Originally blogged at Appalachian History
Grandfather+Mountain+Highland+Games caber+toss Scottish+Clans appalachia appalachian+culture appalachian+history history+of+appalachia
It is with great pleasure that I introduce my fellow Savants to the work Jerry Tracy. Jerry is a Knoxville native and one of the most singularly-funny people I've met in this lifetime.
For years, he's produced clipart comics for close friends and acquaintances, and we decided it was time that everyone got a chance to laugh at them. So I built him a website, and he's filling it with comics. Now all we need are people to read them.
Please take a few minutes to enjoy The Saturday Bulletin.
If you like it - or even if you hate it - head over to the forum and leave a message. The site's in total infancy, so please spread the word.
Posted by cechols at 3:23 PM
Sunday, July 08, 2007

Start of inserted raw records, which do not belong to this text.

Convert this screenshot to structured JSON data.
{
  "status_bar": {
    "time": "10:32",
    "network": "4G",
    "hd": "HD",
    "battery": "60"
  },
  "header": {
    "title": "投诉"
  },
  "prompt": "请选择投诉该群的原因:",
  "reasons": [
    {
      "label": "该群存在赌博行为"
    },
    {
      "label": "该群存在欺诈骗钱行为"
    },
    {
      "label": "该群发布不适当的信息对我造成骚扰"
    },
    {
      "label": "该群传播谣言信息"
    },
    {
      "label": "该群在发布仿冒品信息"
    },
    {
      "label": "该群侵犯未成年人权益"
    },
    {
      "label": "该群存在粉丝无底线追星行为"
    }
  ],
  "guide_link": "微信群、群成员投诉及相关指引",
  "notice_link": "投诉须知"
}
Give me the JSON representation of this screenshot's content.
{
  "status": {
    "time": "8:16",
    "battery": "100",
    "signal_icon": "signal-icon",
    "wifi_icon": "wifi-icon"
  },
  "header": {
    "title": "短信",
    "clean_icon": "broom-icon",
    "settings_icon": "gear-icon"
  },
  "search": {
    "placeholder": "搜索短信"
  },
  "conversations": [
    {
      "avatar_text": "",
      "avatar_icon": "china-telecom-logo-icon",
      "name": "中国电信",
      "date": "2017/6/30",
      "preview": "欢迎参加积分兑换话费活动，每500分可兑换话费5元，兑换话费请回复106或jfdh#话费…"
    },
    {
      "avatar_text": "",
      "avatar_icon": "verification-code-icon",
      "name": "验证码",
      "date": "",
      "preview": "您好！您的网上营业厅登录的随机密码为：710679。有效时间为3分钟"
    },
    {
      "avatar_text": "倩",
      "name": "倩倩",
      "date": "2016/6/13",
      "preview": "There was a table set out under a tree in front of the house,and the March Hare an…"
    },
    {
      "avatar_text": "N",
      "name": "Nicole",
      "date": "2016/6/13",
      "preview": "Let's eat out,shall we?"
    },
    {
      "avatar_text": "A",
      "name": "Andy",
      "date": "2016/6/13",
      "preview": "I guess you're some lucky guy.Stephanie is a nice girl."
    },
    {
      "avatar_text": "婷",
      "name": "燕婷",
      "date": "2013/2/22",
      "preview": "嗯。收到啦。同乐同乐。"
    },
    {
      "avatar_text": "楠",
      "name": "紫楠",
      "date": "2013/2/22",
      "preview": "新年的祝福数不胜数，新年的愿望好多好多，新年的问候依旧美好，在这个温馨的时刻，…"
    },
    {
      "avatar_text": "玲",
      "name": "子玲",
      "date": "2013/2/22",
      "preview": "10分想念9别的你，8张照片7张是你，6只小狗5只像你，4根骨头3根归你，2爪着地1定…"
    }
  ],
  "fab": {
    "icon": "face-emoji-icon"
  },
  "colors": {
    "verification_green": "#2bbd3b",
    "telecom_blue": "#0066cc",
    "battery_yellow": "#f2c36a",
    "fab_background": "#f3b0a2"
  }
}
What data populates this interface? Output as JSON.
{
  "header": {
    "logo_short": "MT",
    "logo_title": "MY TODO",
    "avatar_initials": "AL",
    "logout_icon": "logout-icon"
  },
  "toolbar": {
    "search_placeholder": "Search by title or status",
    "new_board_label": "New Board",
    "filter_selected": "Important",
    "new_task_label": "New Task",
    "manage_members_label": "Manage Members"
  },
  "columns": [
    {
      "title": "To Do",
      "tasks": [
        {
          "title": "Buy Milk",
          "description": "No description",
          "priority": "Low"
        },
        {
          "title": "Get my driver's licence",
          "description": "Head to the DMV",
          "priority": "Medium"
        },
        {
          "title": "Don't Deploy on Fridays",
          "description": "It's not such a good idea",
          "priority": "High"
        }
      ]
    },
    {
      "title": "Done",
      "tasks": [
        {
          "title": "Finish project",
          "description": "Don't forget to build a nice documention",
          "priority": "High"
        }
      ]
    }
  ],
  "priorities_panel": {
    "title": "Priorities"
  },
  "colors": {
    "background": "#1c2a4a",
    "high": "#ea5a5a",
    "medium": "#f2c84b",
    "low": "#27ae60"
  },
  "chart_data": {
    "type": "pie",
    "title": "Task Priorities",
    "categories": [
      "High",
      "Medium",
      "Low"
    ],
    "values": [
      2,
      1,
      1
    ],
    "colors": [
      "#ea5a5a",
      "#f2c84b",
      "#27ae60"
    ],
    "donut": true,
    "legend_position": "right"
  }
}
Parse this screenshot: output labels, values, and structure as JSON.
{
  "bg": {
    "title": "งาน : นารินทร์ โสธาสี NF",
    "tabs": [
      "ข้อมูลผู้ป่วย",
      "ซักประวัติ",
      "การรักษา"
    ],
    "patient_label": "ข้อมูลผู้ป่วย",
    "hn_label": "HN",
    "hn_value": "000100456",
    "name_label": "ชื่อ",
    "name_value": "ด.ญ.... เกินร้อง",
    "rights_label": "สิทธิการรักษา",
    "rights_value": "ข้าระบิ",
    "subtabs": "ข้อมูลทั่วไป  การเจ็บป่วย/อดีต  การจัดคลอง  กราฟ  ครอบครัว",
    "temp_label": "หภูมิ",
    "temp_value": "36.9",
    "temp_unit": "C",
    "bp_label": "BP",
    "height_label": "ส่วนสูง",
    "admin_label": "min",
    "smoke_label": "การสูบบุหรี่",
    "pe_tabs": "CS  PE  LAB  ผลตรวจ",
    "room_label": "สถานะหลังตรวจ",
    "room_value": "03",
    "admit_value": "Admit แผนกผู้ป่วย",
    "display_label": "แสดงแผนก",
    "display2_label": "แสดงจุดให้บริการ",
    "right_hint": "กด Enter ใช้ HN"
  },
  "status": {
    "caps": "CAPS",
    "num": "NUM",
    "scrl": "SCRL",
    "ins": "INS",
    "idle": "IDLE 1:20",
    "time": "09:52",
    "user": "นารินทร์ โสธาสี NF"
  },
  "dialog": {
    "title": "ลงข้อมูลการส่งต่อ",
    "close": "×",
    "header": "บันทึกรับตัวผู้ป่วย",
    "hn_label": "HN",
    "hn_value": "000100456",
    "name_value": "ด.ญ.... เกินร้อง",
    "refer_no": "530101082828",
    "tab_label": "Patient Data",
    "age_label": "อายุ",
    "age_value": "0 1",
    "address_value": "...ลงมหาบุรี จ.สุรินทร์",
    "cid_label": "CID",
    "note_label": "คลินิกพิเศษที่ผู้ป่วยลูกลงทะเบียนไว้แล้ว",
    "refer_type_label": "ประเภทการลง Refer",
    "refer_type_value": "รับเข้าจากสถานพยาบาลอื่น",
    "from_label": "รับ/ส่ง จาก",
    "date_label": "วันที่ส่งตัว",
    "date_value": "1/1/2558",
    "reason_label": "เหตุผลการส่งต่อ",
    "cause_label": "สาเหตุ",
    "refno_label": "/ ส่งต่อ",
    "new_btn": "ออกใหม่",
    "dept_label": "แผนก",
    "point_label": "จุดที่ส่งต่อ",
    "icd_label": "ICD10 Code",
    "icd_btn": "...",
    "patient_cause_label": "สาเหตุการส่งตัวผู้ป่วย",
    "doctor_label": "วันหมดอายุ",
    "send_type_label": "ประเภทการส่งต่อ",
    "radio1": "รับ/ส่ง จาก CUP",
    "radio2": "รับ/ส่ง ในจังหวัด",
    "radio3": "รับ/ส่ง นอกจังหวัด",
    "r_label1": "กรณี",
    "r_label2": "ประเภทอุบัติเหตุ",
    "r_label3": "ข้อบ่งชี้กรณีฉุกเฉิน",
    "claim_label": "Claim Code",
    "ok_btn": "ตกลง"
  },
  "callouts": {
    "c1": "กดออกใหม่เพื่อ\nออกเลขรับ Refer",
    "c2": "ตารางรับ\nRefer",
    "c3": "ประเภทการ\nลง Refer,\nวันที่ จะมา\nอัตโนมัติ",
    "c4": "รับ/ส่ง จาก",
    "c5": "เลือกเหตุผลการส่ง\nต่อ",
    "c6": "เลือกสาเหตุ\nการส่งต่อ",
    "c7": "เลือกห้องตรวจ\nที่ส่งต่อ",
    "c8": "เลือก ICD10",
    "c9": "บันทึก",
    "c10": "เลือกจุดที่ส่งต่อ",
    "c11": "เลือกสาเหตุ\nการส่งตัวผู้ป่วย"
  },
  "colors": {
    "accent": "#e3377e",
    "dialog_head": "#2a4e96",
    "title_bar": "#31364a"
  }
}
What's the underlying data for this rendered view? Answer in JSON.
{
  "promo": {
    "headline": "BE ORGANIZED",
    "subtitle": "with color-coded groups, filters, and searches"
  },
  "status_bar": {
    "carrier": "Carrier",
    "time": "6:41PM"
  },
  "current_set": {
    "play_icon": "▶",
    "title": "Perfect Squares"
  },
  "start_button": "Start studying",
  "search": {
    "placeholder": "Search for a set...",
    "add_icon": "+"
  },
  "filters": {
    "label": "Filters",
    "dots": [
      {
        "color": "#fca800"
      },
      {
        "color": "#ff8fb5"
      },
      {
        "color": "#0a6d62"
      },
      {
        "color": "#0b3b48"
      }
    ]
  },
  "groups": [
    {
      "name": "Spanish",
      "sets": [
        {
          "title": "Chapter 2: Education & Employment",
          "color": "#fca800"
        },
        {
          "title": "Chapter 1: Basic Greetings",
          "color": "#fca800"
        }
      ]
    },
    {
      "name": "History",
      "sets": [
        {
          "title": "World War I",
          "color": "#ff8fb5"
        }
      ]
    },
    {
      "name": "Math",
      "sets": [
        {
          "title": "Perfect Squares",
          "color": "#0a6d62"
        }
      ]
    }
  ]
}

As it is one of the most scenic and fascinating places in Southern Appalachia, photos and stories of Cades Cove are likely to be one of the more-recurring topics that this blog will explore in its lifetime. It's a worthy subject, and one that has already been addressed. Nothing wrong that. I'll make my first contribution here. These are a few photographs from a recent excursion into the Cove. To view them all, go here.
Monarch butterflies on the Cable Farm.
Cades Cove Primitive Baptist Church. This is one of the more interesting spots on the 11-mile auto tour, as many of Cades Cove's most-prominent residents are laid to rest in the cemetery here.
Another one of Cades Cove's stunning vistas.
Posted by John Louis Kerns at 7:11 PM
Wednesday, July 04, 2007
Get the ice cream maker out! It’s summer, and there’s nothing so fine as freshly made rock salt ice cream. Just make sure you gather every kid in the neighborhood to take a turn cranking the dang thing.
In 1843 Nancy Johnson developed the first hand-crank ice cream maker (her basic design of the freezer is still used today), and received Patent No. 3254 for it. Much of the confusion (and lack of credit) to Ms. Johnson comes from the fact that she sold her rights to William Young for just $200 (still a pretty good sum in those days.) He at least had the courtesy to call the machine the “Johnson Patent Ice-Cream Freezer.”
Johnson’s invention simplified the process of making ice cream, marking a revolution in the history of the dessert. From this time on, anyone could make the very best quality ice cream at home (especially since rock salt, which came to be commonly called "ice cream salt" until the early 20th century, had became a cheap commodity).
The inner can was placed in the outer bucket, and ice and salt were placed between the inner can and outer bucket. The salt lowered the freezing point of the ice, and contact with the inner bucket made a thin layer of milk freeze on the inside of the inner can. The rotating paddle, turned by a crank, scraped off the frozen milk, and let a new layer freeze.
Meantime, by 1919 the ice cream industry was churning out (NOT by hand!) 150 million gallons a year, so if you really didn’t want to wait the time it took to hand-crank your own, you could probably scoot down to the general store for a cup or a cone.
However you take your ice cream, can Ice Cream Socials be far away?
Originally blogged at Appalachian History
Ice+cream+maker ice+cream+socials appalachia appalachian+culture appalachian+history history+of+appalachia